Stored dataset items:
# # # # #

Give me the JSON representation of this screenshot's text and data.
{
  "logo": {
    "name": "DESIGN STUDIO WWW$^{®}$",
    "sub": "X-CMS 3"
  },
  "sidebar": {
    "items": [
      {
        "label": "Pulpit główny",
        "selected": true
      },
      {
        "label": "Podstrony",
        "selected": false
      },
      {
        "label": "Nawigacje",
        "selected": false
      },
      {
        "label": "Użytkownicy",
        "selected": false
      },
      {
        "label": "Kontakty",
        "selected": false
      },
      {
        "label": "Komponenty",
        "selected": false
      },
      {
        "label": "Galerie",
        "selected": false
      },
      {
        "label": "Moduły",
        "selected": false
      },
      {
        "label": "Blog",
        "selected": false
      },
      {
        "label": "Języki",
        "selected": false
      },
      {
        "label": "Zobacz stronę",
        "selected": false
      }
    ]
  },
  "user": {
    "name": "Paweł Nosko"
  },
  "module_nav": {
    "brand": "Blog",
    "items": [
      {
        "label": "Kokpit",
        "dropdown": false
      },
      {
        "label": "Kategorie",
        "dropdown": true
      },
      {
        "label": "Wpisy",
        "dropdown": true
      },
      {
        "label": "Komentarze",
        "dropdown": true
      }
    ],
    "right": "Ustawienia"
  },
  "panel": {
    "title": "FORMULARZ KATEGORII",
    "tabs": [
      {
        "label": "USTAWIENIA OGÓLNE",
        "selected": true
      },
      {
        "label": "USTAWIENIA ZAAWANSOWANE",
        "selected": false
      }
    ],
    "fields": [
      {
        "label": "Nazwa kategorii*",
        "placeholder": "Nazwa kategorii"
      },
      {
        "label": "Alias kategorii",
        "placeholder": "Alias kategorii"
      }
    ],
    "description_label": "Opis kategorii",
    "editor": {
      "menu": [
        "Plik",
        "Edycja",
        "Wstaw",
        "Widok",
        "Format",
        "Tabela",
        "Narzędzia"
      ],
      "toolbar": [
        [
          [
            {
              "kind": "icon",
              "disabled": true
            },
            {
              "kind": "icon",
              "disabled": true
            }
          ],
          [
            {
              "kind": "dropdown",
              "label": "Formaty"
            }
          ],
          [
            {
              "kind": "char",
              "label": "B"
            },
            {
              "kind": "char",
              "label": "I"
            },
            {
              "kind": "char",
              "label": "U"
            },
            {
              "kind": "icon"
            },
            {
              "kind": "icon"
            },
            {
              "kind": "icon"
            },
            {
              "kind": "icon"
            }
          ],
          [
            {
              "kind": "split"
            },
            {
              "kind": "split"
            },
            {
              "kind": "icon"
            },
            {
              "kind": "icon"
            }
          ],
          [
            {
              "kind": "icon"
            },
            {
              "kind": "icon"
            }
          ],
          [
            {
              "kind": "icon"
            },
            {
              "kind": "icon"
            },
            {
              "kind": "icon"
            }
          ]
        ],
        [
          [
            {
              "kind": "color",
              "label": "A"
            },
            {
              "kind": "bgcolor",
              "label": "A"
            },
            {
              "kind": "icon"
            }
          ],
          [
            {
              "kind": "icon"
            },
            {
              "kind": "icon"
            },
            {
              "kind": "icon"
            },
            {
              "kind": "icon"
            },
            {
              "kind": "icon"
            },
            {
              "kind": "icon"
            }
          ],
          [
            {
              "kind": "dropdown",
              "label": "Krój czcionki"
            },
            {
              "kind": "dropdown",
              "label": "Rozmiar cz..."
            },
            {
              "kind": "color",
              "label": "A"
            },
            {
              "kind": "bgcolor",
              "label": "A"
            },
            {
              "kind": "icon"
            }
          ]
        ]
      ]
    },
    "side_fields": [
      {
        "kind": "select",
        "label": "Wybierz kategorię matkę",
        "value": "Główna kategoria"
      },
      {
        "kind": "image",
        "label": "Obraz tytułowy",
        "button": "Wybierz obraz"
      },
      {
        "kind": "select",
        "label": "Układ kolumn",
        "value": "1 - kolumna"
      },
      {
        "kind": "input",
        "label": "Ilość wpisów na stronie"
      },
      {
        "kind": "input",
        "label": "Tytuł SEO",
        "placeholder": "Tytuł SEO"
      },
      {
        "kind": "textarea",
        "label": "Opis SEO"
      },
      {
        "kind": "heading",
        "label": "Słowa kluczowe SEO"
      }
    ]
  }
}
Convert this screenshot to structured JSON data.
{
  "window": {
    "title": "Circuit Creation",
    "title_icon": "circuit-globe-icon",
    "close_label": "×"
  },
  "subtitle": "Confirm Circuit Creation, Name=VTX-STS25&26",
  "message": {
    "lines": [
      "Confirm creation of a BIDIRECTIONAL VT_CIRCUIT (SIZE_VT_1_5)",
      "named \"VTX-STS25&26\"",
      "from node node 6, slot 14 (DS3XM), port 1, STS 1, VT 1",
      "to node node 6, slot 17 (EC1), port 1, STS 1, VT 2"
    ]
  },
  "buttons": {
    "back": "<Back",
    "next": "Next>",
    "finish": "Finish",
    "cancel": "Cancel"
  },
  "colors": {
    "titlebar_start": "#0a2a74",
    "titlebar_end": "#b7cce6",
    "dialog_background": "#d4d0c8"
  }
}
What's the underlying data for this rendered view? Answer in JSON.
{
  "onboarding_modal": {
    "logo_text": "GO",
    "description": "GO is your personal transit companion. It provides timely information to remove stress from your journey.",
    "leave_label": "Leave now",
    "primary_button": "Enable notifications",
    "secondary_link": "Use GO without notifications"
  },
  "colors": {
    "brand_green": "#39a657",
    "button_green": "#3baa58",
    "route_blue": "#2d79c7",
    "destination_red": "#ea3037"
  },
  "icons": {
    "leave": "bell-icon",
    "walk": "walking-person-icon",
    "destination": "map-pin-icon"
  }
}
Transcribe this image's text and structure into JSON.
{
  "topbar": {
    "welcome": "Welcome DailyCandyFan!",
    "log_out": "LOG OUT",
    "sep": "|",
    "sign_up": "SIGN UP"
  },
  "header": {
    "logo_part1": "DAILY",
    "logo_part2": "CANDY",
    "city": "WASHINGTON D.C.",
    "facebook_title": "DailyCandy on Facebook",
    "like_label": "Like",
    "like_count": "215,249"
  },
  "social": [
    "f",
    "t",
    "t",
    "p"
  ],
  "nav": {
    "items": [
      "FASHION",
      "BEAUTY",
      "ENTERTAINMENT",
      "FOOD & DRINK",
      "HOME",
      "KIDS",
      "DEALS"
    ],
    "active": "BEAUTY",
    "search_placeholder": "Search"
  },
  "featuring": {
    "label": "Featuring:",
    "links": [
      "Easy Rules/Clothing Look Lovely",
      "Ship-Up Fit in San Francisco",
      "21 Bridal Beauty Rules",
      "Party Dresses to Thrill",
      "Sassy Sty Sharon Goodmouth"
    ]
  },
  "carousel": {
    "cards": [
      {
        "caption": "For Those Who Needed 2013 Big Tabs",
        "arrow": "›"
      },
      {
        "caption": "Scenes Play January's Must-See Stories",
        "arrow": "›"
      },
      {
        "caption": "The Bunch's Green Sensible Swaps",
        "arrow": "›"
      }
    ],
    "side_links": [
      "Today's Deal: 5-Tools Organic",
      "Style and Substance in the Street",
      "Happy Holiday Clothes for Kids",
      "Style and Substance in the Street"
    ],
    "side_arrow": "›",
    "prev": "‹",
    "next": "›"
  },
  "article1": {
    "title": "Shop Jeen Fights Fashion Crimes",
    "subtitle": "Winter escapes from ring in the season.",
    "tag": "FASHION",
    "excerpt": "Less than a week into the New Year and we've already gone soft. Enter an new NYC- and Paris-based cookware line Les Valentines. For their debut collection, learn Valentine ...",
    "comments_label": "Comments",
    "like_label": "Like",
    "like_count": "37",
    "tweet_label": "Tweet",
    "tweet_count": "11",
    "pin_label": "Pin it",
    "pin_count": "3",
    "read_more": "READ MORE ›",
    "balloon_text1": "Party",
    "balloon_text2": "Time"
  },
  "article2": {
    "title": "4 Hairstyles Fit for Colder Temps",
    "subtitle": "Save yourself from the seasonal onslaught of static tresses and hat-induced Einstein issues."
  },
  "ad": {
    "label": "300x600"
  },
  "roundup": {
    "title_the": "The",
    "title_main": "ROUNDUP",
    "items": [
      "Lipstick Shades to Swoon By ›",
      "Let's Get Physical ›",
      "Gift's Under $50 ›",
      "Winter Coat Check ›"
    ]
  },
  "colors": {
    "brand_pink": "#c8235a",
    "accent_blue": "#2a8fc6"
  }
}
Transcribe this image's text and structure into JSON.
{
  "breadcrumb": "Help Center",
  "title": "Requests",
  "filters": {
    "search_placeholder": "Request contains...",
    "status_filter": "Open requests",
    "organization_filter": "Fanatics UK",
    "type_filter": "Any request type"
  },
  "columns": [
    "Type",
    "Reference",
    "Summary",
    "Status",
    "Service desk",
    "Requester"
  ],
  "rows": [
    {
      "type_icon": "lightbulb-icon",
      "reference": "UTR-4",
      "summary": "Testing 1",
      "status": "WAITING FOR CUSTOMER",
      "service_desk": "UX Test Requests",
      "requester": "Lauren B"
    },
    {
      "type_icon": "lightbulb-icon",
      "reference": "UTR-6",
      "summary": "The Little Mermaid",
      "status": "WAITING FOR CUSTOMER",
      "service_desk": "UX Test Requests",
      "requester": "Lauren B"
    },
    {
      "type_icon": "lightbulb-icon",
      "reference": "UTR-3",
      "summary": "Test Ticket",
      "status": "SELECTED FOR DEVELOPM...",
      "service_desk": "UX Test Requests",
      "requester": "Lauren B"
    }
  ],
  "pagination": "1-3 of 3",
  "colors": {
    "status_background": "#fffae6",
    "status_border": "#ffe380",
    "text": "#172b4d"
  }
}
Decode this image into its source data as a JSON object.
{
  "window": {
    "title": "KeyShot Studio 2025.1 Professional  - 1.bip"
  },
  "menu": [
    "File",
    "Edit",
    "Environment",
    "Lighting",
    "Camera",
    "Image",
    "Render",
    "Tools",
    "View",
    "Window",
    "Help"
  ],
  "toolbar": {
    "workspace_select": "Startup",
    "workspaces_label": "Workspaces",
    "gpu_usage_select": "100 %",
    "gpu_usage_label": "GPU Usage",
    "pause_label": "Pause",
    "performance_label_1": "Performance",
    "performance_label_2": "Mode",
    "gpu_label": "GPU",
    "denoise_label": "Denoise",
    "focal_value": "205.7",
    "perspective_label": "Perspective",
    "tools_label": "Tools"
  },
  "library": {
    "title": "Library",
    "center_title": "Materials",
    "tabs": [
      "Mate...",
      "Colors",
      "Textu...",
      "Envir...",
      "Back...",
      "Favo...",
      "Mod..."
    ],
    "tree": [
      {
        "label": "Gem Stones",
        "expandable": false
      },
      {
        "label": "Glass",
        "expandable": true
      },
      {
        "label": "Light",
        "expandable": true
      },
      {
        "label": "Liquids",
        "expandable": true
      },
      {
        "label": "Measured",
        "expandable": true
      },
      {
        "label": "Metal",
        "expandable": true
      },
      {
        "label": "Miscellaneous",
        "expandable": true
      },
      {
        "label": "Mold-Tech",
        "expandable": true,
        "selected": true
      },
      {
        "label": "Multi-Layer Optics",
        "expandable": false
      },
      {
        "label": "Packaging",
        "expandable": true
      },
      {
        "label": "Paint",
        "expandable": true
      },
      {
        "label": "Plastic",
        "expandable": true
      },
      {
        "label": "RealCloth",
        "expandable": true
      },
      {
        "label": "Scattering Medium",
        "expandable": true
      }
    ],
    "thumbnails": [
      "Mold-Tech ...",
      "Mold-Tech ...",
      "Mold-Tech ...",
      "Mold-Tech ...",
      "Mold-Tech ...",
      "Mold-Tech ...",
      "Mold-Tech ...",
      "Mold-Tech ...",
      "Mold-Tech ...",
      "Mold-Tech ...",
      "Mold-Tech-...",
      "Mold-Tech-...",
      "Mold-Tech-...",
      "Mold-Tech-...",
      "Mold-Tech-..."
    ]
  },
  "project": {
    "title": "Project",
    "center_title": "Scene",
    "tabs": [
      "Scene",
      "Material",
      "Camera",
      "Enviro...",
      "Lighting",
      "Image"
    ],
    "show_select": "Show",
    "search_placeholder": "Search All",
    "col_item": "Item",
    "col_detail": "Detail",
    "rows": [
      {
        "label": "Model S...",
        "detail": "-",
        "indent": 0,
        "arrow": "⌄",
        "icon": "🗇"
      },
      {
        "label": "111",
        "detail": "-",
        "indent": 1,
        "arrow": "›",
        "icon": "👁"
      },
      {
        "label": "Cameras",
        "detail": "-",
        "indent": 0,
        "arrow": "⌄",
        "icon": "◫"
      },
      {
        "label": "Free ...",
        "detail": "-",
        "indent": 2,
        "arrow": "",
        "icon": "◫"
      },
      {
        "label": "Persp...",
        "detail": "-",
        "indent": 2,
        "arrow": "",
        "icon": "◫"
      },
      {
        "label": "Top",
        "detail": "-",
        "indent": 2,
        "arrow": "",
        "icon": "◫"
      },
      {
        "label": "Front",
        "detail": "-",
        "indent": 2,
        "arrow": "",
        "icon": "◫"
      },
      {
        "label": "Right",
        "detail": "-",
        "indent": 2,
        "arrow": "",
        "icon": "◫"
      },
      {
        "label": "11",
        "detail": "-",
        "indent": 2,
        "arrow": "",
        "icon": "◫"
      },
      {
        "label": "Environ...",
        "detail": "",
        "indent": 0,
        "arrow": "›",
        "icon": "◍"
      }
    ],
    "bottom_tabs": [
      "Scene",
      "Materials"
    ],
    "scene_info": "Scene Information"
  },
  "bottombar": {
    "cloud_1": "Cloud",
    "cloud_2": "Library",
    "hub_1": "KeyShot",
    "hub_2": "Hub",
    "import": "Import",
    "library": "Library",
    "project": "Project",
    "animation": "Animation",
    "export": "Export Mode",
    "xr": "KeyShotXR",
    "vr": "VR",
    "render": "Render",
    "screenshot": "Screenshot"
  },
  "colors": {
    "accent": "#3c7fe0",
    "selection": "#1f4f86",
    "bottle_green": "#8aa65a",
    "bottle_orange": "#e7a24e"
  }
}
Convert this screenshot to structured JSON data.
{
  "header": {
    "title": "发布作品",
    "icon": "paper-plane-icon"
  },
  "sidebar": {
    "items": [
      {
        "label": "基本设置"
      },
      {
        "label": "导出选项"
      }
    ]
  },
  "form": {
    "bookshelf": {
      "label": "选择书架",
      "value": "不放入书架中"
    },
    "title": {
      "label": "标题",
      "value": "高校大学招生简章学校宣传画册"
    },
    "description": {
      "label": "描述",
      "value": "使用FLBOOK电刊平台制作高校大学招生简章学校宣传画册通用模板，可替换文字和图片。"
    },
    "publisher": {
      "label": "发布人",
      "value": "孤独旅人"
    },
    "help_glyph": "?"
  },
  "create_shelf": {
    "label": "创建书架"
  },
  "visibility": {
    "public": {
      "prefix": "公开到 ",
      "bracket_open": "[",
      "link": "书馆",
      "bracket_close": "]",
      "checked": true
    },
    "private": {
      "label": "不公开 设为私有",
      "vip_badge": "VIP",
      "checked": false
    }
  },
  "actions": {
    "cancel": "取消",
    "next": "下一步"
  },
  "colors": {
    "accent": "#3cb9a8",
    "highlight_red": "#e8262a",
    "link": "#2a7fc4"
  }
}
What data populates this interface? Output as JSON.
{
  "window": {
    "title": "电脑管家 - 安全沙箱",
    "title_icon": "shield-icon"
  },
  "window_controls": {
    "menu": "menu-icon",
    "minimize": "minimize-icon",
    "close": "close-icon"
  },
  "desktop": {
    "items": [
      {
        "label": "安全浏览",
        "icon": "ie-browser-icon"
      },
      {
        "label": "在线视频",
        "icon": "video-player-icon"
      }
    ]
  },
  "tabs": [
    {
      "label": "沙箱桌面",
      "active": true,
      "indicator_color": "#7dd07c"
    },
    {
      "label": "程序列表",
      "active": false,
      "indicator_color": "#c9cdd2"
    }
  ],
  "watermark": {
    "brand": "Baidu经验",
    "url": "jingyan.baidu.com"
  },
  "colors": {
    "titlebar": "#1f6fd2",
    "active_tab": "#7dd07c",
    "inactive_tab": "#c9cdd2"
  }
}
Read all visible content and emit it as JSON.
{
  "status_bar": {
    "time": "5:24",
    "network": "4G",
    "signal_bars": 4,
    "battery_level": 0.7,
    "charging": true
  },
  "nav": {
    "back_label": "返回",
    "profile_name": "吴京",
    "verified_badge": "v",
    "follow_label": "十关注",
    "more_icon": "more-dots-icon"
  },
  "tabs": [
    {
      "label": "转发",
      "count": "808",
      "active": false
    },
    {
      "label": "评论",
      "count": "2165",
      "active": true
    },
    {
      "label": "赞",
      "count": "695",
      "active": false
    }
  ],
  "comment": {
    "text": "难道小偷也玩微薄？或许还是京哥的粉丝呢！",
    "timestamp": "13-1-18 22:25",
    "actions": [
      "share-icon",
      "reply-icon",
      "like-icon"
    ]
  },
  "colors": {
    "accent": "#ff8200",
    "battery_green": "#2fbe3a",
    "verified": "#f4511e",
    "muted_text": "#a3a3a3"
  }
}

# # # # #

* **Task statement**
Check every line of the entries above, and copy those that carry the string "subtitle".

* **Response**
  "subtitle": "Confirm Circuit Creation, Name=VTX-STS25&26",
    "subtitle": "Winter escapes from ring in the season.",
    "subtitle": "Save yourself from the seasonal onslaught of static tresses and hat-induced Einstein issues."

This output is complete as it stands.